(YOUR TASK):
Filter the entries for the string "title". Copy each line that has it.

=== Section Start ===

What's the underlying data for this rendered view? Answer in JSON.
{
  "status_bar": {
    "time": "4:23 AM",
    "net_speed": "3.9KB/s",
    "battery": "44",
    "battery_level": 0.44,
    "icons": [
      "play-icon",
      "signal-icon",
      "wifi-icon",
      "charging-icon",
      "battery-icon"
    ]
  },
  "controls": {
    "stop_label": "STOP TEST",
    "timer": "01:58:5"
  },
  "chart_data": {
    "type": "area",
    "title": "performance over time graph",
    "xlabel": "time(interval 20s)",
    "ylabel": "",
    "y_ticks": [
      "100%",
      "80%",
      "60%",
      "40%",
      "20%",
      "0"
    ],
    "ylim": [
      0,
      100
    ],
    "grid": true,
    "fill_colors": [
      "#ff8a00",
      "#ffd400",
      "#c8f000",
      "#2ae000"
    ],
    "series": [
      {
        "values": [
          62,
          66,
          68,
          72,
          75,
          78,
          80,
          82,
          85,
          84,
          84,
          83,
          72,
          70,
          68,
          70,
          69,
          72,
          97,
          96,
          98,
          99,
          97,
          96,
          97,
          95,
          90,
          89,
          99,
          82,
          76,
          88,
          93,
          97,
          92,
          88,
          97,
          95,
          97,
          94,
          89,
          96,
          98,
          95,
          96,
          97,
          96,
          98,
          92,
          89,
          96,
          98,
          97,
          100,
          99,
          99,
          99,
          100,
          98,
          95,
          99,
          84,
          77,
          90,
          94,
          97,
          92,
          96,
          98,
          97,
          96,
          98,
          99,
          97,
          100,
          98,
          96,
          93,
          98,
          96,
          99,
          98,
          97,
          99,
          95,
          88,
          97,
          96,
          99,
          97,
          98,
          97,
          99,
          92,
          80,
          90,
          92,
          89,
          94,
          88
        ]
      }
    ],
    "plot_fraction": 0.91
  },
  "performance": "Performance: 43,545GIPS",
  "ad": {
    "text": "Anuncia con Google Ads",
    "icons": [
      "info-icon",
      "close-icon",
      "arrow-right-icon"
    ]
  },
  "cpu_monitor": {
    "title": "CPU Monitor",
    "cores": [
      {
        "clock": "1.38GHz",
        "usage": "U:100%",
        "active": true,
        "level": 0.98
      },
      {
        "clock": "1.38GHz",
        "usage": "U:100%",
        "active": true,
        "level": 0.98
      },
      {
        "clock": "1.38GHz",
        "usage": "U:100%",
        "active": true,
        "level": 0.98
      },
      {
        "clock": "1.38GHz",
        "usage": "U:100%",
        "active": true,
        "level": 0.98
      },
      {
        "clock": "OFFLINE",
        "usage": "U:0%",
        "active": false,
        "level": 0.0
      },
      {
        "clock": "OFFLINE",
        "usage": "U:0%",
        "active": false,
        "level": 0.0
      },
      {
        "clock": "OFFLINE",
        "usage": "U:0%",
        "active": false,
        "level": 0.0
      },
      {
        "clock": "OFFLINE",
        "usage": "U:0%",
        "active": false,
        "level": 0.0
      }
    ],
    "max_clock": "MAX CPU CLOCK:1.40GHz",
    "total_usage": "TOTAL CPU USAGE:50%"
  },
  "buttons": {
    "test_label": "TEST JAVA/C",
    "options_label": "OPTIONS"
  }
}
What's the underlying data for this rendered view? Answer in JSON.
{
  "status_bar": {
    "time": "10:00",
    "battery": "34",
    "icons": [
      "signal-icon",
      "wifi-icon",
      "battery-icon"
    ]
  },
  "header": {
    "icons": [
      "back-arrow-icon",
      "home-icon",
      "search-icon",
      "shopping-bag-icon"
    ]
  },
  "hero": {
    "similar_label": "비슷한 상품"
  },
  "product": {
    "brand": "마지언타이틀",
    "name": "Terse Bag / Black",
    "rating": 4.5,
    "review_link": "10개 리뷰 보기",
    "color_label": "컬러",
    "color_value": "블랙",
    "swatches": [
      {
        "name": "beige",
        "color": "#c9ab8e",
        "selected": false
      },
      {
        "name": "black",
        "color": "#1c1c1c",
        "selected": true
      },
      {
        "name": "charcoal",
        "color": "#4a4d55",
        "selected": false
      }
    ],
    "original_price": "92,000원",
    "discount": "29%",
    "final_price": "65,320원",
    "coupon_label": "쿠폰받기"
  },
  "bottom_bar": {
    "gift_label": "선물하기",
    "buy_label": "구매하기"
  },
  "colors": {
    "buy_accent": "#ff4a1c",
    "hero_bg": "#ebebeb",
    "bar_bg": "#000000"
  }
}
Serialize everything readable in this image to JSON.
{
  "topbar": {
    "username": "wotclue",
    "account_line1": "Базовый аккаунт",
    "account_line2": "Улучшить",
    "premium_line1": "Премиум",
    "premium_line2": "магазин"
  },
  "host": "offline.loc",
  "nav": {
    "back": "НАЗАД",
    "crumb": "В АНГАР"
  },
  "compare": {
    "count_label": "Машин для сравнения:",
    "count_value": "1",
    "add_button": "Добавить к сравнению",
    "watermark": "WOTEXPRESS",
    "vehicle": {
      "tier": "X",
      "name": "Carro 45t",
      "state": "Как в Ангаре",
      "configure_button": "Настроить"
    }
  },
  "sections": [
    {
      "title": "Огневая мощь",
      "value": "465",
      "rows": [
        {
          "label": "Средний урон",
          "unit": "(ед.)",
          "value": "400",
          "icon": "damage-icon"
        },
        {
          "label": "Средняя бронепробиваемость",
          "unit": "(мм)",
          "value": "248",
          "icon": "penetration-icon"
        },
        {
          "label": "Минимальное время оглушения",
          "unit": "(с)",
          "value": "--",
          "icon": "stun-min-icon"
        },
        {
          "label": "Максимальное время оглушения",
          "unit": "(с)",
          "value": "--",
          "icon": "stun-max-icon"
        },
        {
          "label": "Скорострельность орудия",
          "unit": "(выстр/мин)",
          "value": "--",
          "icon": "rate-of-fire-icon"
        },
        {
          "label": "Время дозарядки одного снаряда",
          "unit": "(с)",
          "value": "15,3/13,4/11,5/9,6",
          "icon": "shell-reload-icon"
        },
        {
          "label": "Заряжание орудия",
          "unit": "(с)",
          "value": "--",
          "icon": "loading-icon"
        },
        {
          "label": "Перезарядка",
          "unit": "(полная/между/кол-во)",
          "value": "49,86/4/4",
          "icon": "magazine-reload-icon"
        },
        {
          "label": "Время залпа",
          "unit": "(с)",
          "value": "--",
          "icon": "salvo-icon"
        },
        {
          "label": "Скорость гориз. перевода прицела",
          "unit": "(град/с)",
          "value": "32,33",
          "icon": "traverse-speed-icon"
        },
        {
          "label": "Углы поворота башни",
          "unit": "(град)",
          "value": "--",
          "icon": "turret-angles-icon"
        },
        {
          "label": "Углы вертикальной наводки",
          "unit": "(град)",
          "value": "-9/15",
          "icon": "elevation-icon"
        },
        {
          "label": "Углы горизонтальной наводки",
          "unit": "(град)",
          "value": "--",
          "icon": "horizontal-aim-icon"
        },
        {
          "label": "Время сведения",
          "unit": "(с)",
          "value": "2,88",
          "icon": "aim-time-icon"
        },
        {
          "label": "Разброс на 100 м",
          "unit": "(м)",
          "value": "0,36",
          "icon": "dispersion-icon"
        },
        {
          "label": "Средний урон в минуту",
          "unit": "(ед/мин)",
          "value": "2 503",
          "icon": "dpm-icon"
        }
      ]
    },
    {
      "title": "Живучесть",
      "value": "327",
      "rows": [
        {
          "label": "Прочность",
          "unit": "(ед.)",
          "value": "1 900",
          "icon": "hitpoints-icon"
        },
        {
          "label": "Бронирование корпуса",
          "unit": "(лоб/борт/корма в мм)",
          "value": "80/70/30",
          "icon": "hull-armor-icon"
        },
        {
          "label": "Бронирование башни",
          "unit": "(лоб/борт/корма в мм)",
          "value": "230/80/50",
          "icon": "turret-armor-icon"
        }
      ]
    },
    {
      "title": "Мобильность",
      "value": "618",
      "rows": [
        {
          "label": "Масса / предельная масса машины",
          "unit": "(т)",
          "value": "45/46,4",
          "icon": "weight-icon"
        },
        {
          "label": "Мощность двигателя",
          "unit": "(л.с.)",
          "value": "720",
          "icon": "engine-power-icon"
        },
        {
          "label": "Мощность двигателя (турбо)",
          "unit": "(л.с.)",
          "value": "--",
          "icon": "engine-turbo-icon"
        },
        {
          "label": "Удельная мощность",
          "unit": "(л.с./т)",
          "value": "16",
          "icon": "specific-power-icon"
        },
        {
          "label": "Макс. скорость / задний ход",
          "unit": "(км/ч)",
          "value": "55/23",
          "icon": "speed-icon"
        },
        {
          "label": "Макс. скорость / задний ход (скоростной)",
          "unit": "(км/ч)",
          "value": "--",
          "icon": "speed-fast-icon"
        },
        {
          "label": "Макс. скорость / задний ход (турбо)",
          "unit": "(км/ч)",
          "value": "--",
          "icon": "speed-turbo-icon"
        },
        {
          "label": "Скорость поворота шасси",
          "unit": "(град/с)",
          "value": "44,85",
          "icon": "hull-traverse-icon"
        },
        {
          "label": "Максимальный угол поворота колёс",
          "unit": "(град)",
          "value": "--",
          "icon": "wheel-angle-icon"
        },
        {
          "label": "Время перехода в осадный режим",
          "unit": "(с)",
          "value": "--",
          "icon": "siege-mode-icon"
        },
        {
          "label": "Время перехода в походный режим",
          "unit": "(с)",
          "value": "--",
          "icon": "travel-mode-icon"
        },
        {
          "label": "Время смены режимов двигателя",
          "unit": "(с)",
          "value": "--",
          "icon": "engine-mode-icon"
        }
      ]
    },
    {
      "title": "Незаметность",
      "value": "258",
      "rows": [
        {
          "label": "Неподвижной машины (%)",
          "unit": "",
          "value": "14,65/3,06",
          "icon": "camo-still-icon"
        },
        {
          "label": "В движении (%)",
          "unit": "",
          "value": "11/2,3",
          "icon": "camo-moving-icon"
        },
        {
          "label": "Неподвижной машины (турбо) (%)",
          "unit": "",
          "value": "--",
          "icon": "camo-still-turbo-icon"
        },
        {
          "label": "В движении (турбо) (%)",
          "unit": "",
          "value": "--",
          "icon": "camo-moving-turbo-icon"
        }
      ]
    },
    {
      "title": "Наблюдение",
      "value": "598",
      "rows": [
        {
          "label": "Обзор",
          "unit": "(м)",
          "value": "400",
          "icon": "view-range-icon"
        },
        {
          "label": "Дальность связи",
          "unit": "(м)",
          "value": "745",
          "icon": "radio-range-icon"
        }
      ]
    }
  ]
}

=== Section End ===

(RESPONSE BOX):
    "title": "performance over time graph",
    "title": "CPU Monitor",
      "title": "Огневая мощь",
      "title": "Живучесть",
      "title": "Мобильность",
      "title": "Незаметность",
      "title": "Наблюдение",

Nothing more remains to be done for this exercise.